## PROVIDED RECORDS
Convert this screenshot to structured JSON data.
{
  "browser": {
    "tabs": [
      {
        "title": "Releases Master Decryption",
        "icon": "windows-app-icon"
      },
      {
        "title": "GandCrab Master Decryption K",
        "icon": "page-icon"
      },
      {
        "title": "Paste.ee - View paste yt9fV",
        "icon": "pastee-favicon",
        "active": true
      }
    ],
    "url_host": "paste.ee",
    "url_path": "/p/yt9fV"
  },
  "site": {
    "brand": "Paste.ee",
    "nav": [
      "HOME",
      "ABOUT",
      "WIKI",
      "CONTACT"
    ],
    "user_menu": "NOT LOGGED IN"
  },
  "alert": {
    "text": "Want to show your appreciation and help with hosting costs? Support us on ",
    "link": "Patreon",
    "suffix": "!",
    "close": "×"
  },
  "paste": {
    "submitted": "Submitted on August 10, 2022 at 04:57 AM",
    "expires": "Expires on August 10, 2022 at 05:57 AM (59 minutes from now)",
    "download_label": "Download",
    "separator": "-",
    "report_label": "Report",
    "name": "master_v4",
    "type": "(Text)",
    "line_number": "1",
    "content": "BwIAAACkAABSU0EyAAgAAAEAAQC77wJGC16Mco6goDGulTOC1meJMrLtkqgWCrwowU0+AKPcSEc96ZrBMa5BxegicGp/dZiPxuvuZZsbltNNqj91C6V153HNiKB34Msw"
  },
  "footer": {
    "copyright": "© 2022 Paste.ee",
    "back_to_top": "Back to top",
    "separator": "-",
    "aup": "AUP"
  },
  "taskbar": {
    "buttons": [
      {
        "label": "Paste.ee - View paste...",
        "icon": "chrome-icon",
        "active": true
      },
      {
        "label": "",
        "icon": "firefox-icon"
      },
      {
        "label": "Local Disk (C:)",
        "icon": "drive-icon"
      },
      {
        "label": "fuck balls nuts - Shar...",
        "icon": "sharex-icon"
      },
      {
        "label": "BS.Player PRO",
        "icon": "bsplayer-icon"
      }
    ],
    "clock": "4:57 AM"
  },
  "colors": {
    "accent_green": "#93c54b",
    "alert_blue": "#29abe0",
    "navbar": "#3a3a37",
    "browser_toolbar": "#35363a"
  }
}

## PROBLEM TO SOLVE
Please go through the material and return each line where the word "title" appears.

## EXERCISE ANSWER
        "title": "Releases Master Decryption",
        "title": "GandCrab Master Decryption K",
        "title": "Paste.ee - View paste yt9fV",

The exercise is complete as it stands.